:: SUPPLIED DATA

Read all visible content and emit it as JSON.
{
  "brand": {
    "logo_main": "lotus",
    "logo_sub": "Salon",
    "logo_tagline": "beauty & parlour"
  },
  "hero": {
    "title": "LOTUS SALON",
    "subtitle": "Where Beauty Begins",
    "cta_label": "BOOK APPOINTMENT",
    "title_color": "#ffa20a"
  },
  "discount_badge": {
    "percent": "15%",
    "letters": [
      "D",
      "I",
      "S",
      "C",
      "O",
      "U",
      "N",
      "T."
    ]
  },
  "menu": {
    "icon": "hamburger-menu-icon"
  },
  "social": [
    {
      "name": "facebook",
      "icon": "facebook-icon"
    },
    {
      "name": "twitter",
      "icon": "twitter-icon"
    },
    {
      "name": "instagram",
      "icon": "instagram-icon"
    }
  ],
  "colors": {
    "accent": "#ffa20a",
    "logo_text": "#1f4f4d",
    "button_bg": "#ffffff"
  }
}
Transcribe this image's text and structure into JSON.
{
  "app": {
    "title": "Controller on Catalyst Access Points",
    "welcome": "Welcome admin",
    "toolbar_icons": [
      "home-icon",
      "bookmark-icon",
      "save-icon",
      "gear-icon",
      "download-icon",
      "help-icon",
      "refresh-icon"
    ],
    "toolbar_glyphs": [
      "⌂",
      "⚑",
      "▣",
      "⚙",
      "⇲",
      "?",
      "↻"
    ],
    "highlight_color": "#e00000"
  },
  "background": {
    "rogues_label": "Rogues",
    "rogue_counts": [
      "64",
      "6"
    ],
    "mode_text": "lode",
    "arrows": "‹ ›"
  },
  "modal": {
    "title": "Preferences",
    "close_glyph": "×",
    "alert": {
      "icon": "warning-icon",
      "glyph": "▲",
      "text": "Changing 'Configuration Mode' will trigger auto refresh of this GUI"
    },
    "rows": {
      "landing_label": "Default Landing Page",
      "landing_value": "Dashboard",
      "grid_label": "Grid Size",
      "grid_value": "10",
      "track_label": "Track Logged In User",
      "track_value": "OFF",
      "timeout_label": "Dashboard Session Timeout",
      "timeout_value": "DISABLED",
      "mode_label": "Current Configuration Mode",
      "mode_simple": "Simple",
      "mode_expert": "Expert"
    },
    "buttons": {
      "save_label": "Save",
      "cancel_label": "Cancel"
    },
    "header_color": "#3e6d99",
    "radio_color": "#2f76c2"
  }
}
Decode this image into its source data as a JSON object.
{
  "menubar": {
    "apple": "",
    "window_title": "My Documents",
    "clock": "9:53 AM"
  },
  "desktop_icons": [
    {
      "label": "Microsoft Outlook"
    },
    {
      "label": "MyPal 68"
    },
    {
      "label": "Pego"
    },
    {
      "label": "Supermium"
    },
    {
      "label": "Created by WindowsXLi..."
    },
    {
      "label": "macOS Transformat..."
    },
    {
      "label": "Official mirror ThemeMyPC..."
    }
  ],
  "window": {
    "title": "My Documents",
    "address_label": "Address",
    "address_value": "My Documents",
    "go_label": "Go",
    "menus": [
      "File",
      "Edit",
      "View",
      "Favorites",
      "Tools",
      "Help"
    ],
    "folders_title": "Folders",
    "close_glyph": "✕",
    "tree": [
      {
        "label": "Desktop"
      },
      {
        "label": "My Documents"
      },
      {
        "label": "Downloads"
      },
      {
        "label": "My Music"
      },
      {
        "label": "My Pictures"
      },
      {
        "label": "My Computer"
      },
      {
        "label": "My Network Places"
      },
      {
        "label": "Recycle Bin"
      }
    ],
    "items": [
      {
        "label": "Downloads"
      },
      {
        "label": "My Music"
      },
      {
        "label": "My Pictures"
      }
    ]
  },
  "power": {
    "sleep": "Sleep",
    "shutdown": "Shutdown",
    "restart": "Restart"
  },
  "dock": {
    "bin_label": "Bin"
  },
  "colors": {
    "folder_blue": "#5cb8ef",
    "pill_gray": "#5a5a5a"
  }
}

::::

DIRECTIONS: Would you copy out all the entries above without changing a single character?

WORKED SOLUTION:
Read all visible content and emit it as JSON.
{
  "brand": {
    "logo_main": "lotus",
    "logo_sub": "Salon",
    "logo_tagline": "beauty & parlour"
  },
  "hero": {
    "title": "LOTUS SALON",
    "subtitle": "Where Beauty Begins",
    "cta_label": "BOOK APPOINTMENT",
    "title_color": "#ffa20a"
  },
  "discount_badge": {
    "percent": "15%",
    "letters": [
      "D",
      "I",
      "S",
      "C",
      "O",
      "U",
      "N",
      "T."
    ]
  },
  "menu": {
    "icon": "hamburger-menu-icon"
  },
  "social": [
    {
      "name": "facebook",
      "icon": "facebook-icon"
    },
    {
      "name": "twitter",
      "icon": "twitter-icon"
    },
    {
      "name": "instagram",
      "icon": "instagram-icon"
    }
  ],
  "colors": {
    "accent": "#ffa20a",
    "logo_text": "#1f4f4d",
    "button_bg": "#ffffff"
  }
}
Transcribe this image's text and structure into JSON.
{
  "app": {
    "title": "Controller on Catalyst Access Points",
    "welcome": "Welcome admin",
    "toolbar_icons": [
      "home-icon",
      "bookmark-icon",
      "save-icon",
      "gear-icon",
      "download-icon",
      "help-icon",
      "refresh-icon"
    ],
    "toolbar_glyphs": [
      "⌂",
      "⚑",
      "▣",
      "⚙",
      "⇲",
      "?",
      "↻"
    ],
    "highlight_color": "#e00000"
  },
  "background": {
    "rogues_label": "Rogues",
    "rogue_counts": [
      "64",
      "6"
    ],
    "mode_text": "lode",
    "arrows": "‹ ›"
  },
  "modal": {
    "title": "Preferences",
    "close_glyph": "×",
    "alert": {
      "icon": "warning-icon",
      "glyph": "▲",
      "text": "Changing 'Configuration Mode' will trigger auto refresh of this GUI"
    },
    "rows": {
      "landing_label": "Default Landing Page",
      "landing_value": "Dashboard",
      "grid_label": "Grid Size",
      "grid_value": "10",
      "track_label": "Track Logged In User",
      "track_value": "OFF",
      "timeout_label": "Dashboard Session Timeout",
      "timeout_value": "DISABLED",
      "mode_label": "Current Configuration Mode",
      "mode_simple": "Simple",
      "mode_expert": "Expert"
    },
    "buttons": {
      "save_label": "Save",
      "cancel_label": "Cancel"
    },
    "header_color": "#3e6d99",
    "radio_color": "#2f76c2"
  }
}
Decode this image into its source data as a JSON object.
{
  "menubar": {
    "apple": "",
    "window_title": "My Documents",
    "clock": "9:53 AM"
  },
  "desktop_icons": [
    {
      "label": "Microsoft Outlook"
    },
    {
      "label": "MyPal 68"
    },
    {
      "label": "Pego"
    },
    {
      "label": "Supermium"
    },
    {
      "label": "Created by WindowsXLi..."
    },
    {
      "label": "macOS Transformat..."
    },
    {
      "label": "Official mirror ThemeMyPC..."
    }
  ],
  "window": {
    "title": "My Documents",
    "address_label": "Address",
    "address_value": "My Documents",
    "go_label": "Go",
    "menus": [
      "File",
      "Edit",
      "View",
      "Favorites",
      "Tools",
      "Help"
    ],
    "folders_title": "Folders",
    "close_glyph": "✕",
    "tree": [
      {
        "label": "Desktop"
      },
      {
        "label": "My Documents"
      },
      {
        "label": "Downloads"
      },
      {
        "label": "My Music"
      },
      {
        "label": "My Pictures"
      },
      {
        "label": "My Computer"
      },
      {
        "label": "My Network Places"
      },
      {
        "label": "Recycle Bin"
      }
    ],
    "items": [
      {
        "label": "Downloads"
      },
      {
        "label": "My Music"
      },
      {
        "label": "My Pictures"
      }
    ]
  },
  "power": {
    "sleep": "Sleep",
    "shutdown": "Shutdown",
    "restart": "Restart"
  },
  "dock": {
    "bin_label": "Bin"
  },
  "colors": {
    "folder_blue": "#5cb8ef",
    "pill_gray": "#5a5a5a"
  }
}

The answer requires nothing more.